BEGIN THE RECORDS
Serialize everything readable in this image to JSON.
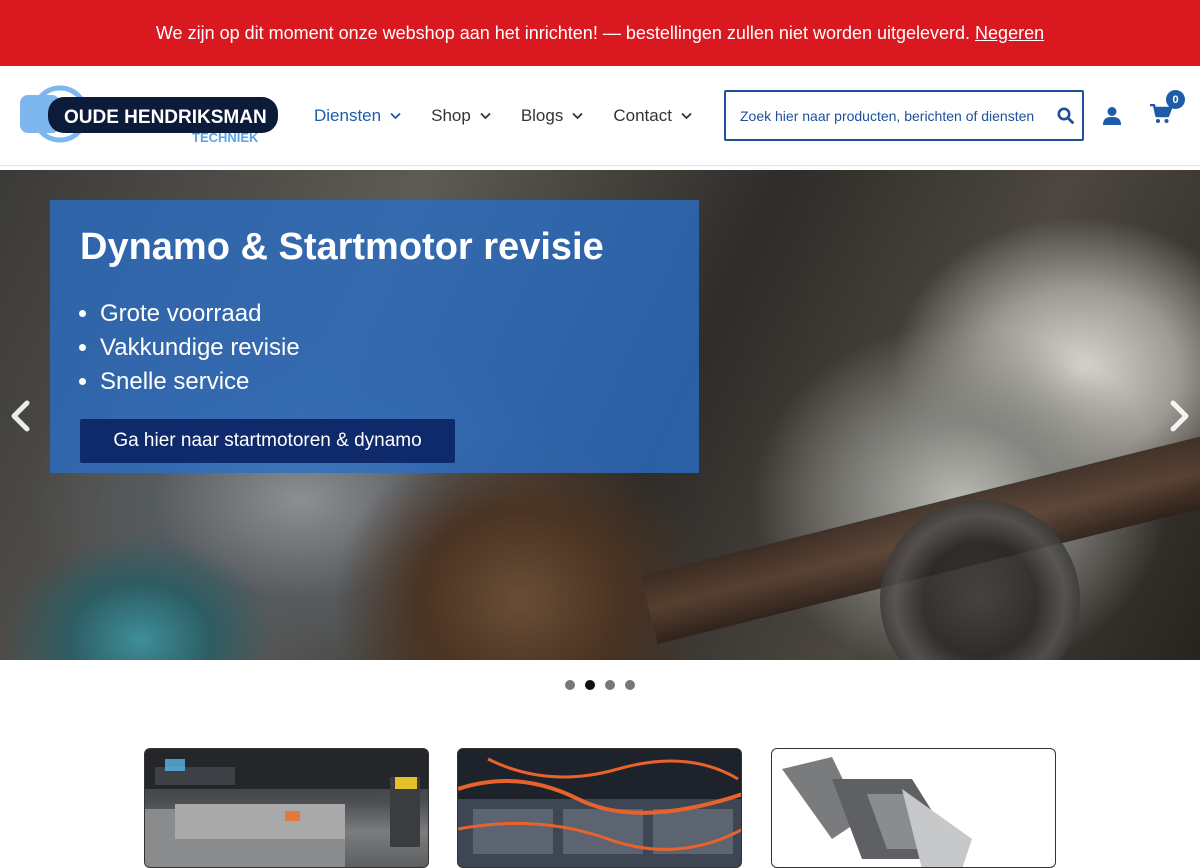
{
  "notice": {
    "text": "We zijn op dit moment onze webshop aan het inrichten! — bestellingen zullen niet worden uitgeleverd.",
    "dismiss_label": "Negeren"
  },
  "header": {
    "logo": {
      "title": "OUDE HENDRIKSMAN",
      "subtitle": "TECHNIEK"
    },
    "nav": [
      {
        "label": "Diensten"
      },
      {
        "label": "Shop"
      },
      {
        "label": "Blogs"
      },
      {
        "label": "Contact"
      }
    ],
    "search": {
      "placeholder": "Zoek hier naar producten, berichten of diensten"
    },
    "cart_count": "0"
  },
  "hero": {
    "title": "Dynamo & Startmotor revisie",
    "bullets": [
      "Grote voorraad",
      "Vakkundige revisie",
      "Snelle service"
    ],
    "cta_label": "Ga hier naar startmotoren & dynamo",
    "active_slide": 2,
    "slide_count": 4
  },
  "colors": {
    "notice_bg": "#d9191f",
    "brand_blue": "#1e5ba8",
    "cta_bg": "#0f2a6b"
  }
}
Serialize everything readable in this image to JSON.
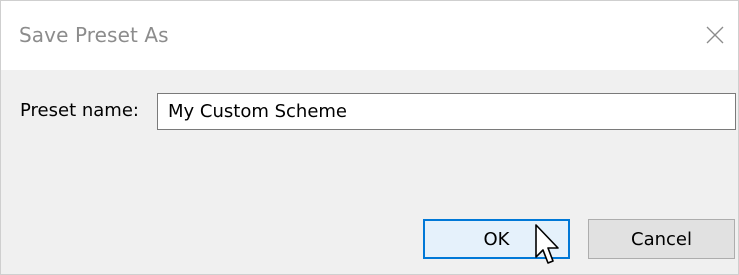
{
  "dialog": {
    "title": "Save Preset As",
    "close_icon": "close-icon"
  },
  "form": {
    "label": "Preset name:",
    "value": "My Custom Scheme"
  },
  "buttons": {
    "ok_label": "OK",
    "cancel_label": "Cancel"
  },
  "colors": {
    "accent": "#0078d7",
    "default_button_bg": "#e5f1fb",
    "button_bg": "#e1e1e1",
    "dialog_bg": "#f0f0f0"
  },
  "pointer_icon": "mouse-pointer-icon"
}
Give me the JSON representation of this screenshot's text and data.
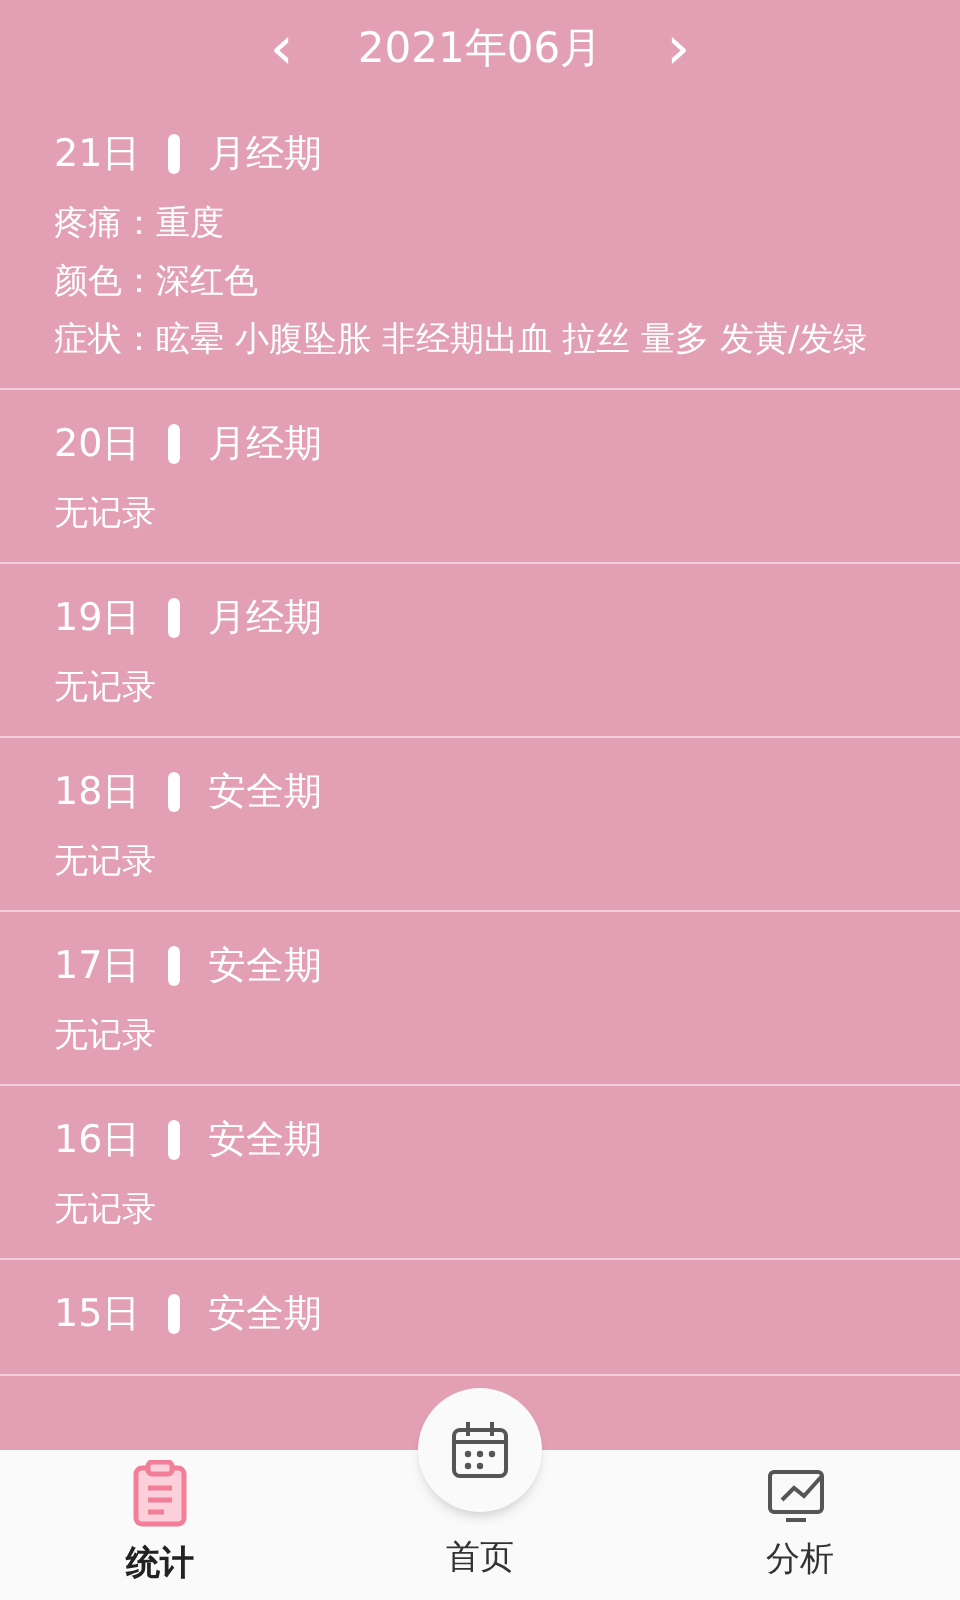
{
  "header": {
    "prev": "‹",
    "title": "2021年06月",
    "next": "›"
  },
  "days": [
    {
      "day": "21日",
      "phase": "月经期",
      "details": [
        "疼痛：重度",
        "颜色：深红色",
        "症状：眩晕 小腹坠胀 非经期出血 拉丝 量多 发黄/发绿"
      ]
    },
    {
      "day": "20日",
      "phase": "月经期",
      "details": [
        "无记录"
      ]
    },
    {
      "day": "19日",
      "phase": "月经期",
      "details": [
        "无记录"
      ]
    },
    {
      "day": "18日",
      "phase": "安全期",
      "details": [
        "无记录"
      ]
    },
    {
      "day": "17日",
      "phase": "安全期",
      "details": [
        "无记录"
      ]
    },
    {
      "day": "16日",
      "phase": "安全期",
      "details": [
        "无记录"
      ]
    },
    {
      "day": "15日",
      "phase": "安全期"
    }
  ],
  "nav": [
    {
      "label": "统计",
      "kind": "clipboard",
      "selected": true
    },
    {
      "label": "首页",
      "kind": "calendar",
      "selected": false
    },
    {
      "label": "分析",
      "kind": "chart",
      "selected": false
    }
  ]
}
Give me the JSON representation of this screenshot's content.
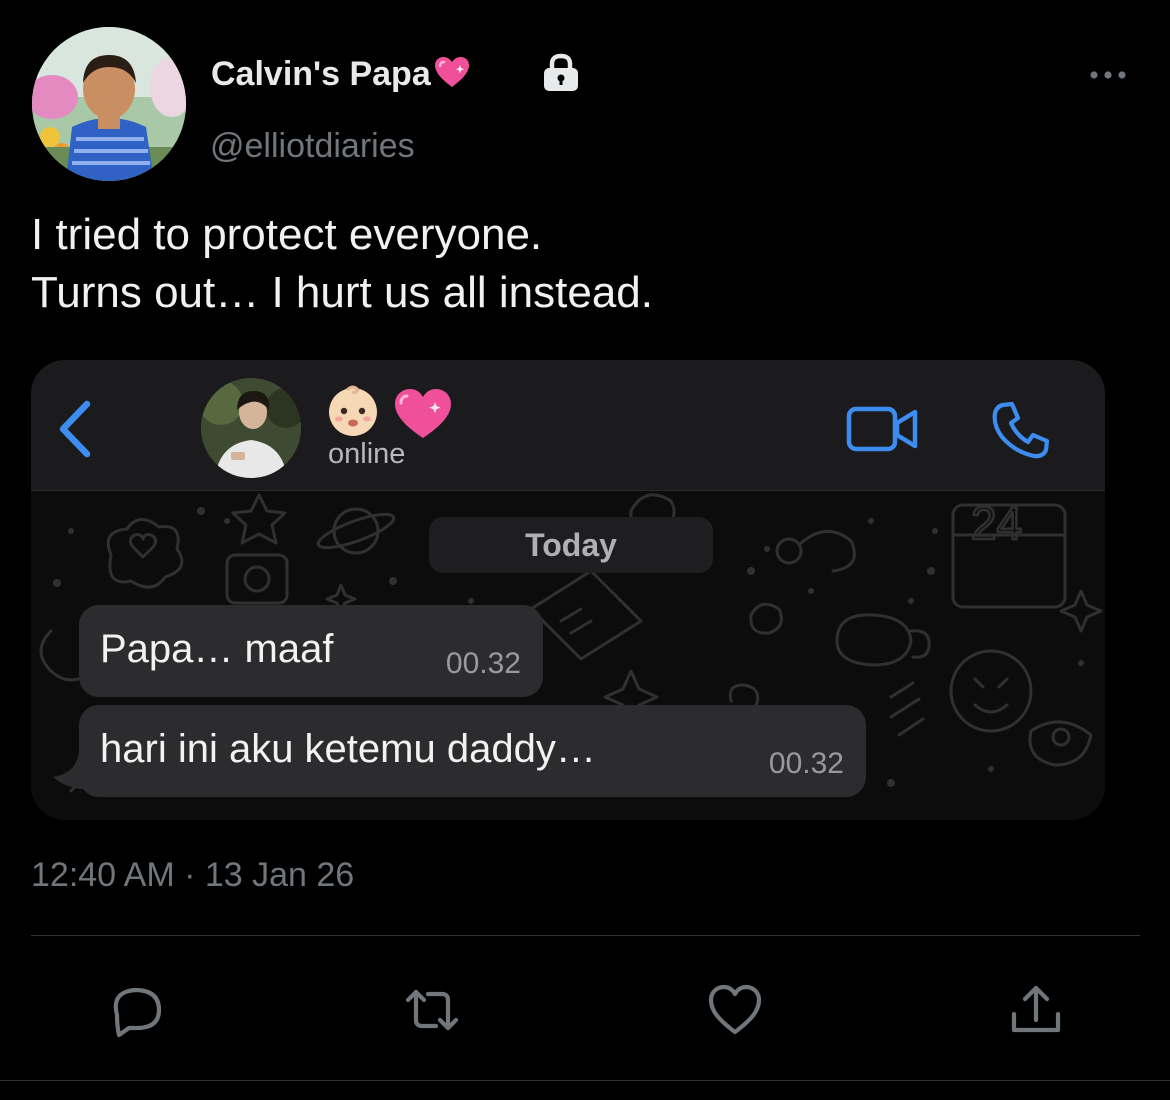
{
  "tweet": {
    "author": {
      "display_name": "Calvin's Papa",
      "name_emoji": "pink-sparkle-heart",
      "handle": "@elliotdiaries",
      "protected": true
    },
    "text_line_1": "I tried to protect everyone.",
    "text_line_2": "Turns out… I hurt us all instead.",
    "timestamp": "12:40 AM · 13 Jan 26"
  },
  "chat_screenshot": {
    "contact_name_emojis": [
      "baby-face",
      "pink-sparkle-heart"
    ],
    "status": "online",
    "date_separator": "Today",
    "messages": [
      {
        "text": "Papa… maaf",
        "time": "00.32"
      },
      {
        "text": "hari ini aku ketemu daddy…",
        "time": "00.32"
      }
    ]
  },
  "colors": {
    "background": "#000000",
    "text": "#e7e9ea",
    "secondary_text": "#71767b",
    "ios_blue": "#3d8cf0",
    "bubble": "#2c2c2e",
    "heart_pink": "#f0509a"
  }
}
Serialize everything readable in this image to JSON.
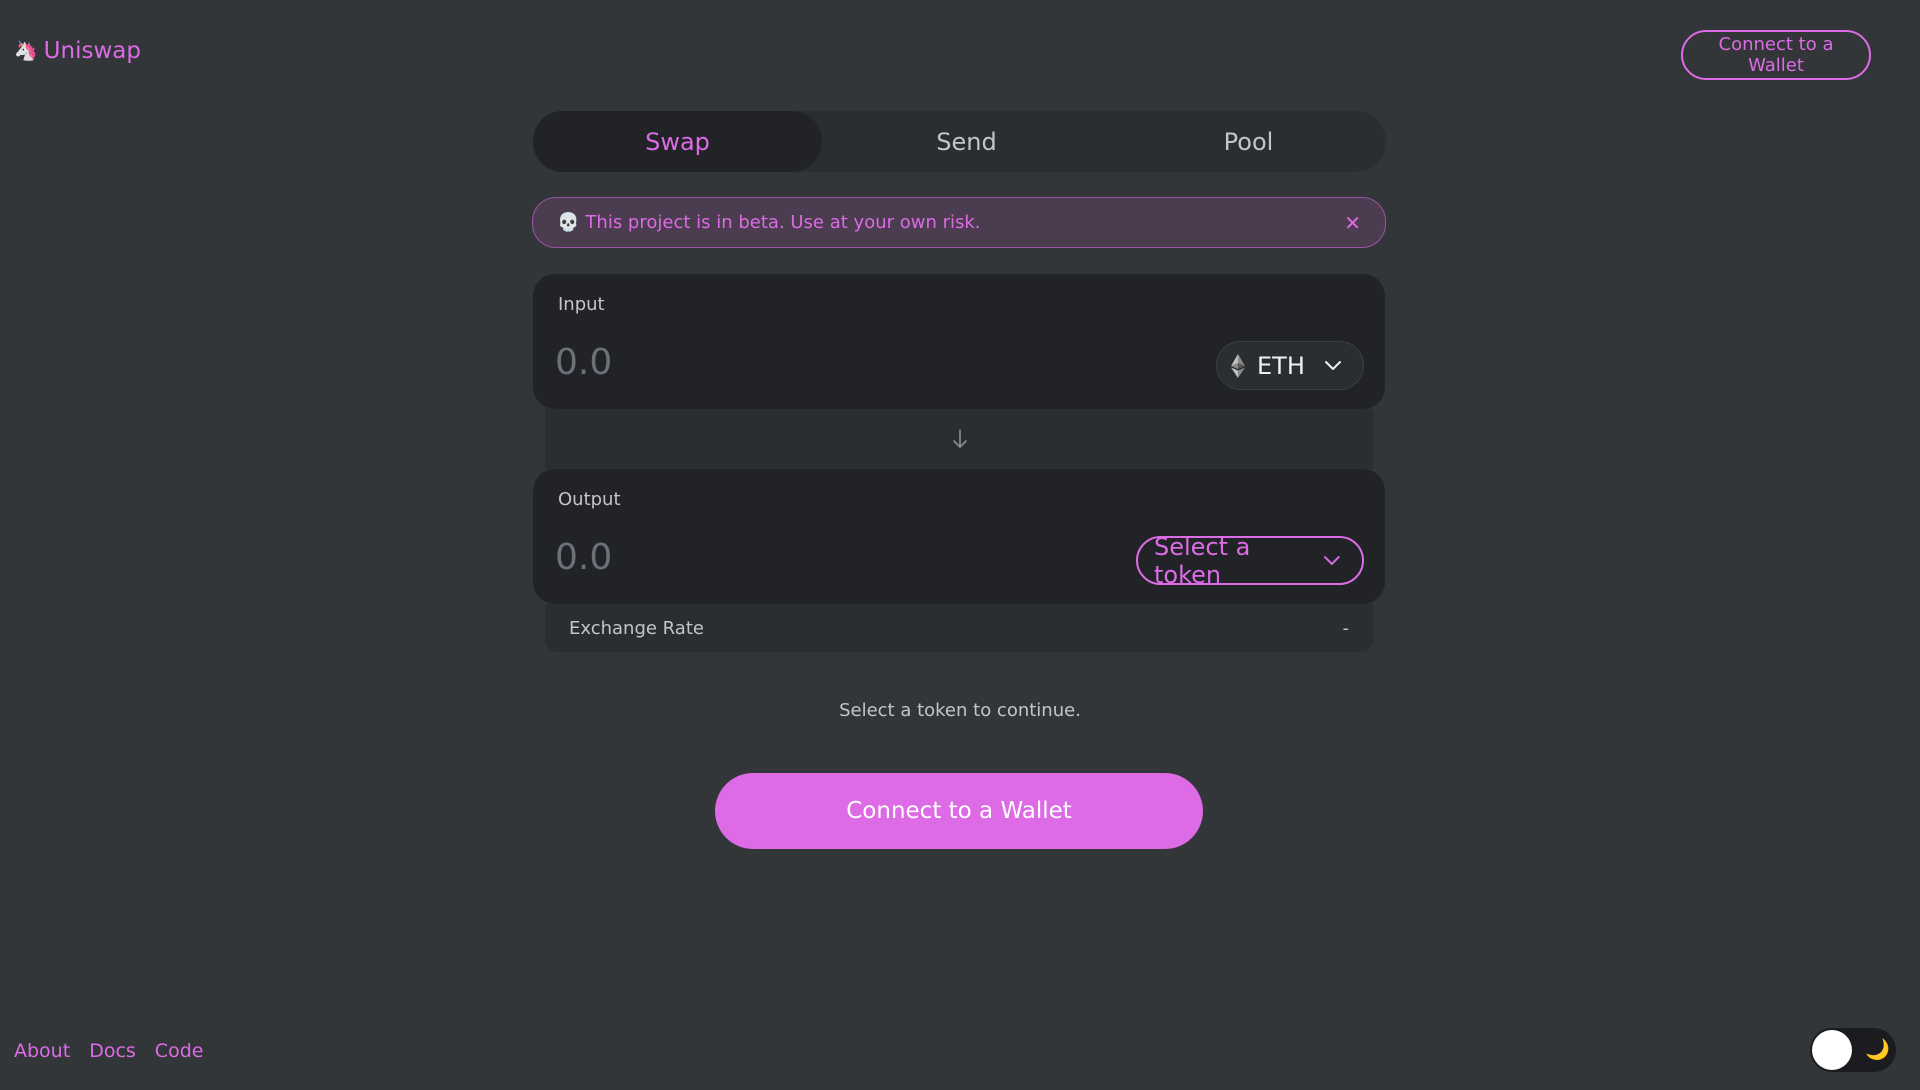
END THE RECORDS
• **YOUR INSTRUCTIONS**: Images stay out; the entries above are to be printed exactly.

• **ANSWER AREA**:
Serialize everything readable in this image to JSON.
{
  "notice": {
    "text": "We zijn op dit moment onze webshop aan het inrichten! — bestellingen zullen niet worden uitgeleverd.",
    "dismiss_label": "Negeren"
  },
  "header": {
    "logo": {
      "title": "OUDE HENDRIKSMAN",
      "subtitle": "TECHNIEK"
    },
    "nav": [
      {
        "label": "Diensten"
      },
      {
        "label": "Shop"
      },
      {
        "label": "Blogs"
      },
      {
        "label": "Contact"
      }
    ],
    "search": {
      "placeholder": "Zoek hier naar producten, berichten of diensten"
    },
    "cart_count": "0"
  },
  "hero": {
    "title": "Dynamo & Startmotor revisie",
    "bullets": [
      "Grote voorraad",
      "Vakkundige revisie",
      "Snelle service"
    ],
    "cta_label": "Ga hier naar startmotoren & dynamo",
    "active_slide": 2,
    "slide_count": 4
  },
  "colors": {
    "notice_bg": "#d9191f",
    "brand_blue": "#1e5ba8",
    "cta_bg": "#0f2a6b"
  }
}
Serialize everything readable in this image to JSON.
{
  "dialog": {
    "title": "Save Preset As",
    "close_icon": "close-icon"
  },
  "form": {
    "label": "Preset name:",
    "value": "My Custom Scheme"
  },
  "buttons": {
    "ok_label": "OK",
    "cancel_label": "Cancel"
  },
  "colors": {
    "accent": "#0078d7",
    "default_button_bg": "#e5f1fb",
    "button_bg": "#e1e1e1",
    "dialog_bg": "#f0f0f0"
  },
  "pointer_icon": "mouse-pointer-icon"
}
Give me the JSON representation of this screenshot's text and data.
{
  "header": {
    "prev": "‹",
    "title": "2021年06月",
    "next": "›"
  },
  "days": [
    {
      "day": "21日",
      "phase": "月经期",
      "details": [
        "疼痛：重度",
        "颜色：深红色",
        "症状：眩晕 小腹坠胀 非经期出血 拉丝 量多 发黄/发绿"
      ]
    },
    {
      "day": "20日",
      "phase": "月经期",
      "details": [
        "无记录"
      ]
    },
    {
      "day": "19日",
      "phase": "月经期",
      "details": [
        "无记录"
      ]
    },
    {
      "day": "18日",
      "phase": "安全期",
      "details": [
        "无记录"
      ]
    },
    {
      "day": "17日",
      "phase": "安全期",
      "details": [
        "无记录"
      ]
    },
    {
      "day": "16日",
      "phase": "安全期",
      "details": [
        "无记录"
      ]
    },
    {
      "day": "15日",
      "phase": "安全期"
    }
  ],
  "nav": [
    {
      "label": "统计",
      "kind": "clipboard",
      "selected": true
    },
    {
      "label": "首页",
      "kind": "calendar",
      "selected": false
    },
    {
      "label": "分析",
      "kind": "chart",
      "selected": false
    }
  ]
}
Give me the JSON representation of this screenshot's content.
{
  "tweet": {
    "author": {
      "display_name": "Calvin's Papa",
      "name_emoji": "pink-sparkle-heart",
      "handle": "@elliotdiaries",
      "protected": true
    },
    "text_line_1": "I tried to protect everyone.",
    "text_line_2": "Turns out… I hurt us all instead.",
    "timestamp": "12:40 AM · 13 Jan 26"
  },
  "chat_screenshot": {
    "contact_name_emojis": [
      "baby-face",
      "pink-sparkle-heart"
    ],
    "status": "online",
    "date_separator": "Today",
    "messages": [
      {
        "text": "Papa… maaf",
        "time": "00.32"
      },
      {
        "text": "hari ini aku ketemu daddy…",
        "time": "00.32"
      }
    ]
  },
  "colors": {
    "background": "#000000",
    "text": "#e7e9ea",
    "secondary_text": "#71767b",
    "ios_blue": "#3d8cf0",
    "bubble": "#2c2c2e",
    "heart_pink": "#f0509a"
  }
}
Serialize everything readable in this image to JSON.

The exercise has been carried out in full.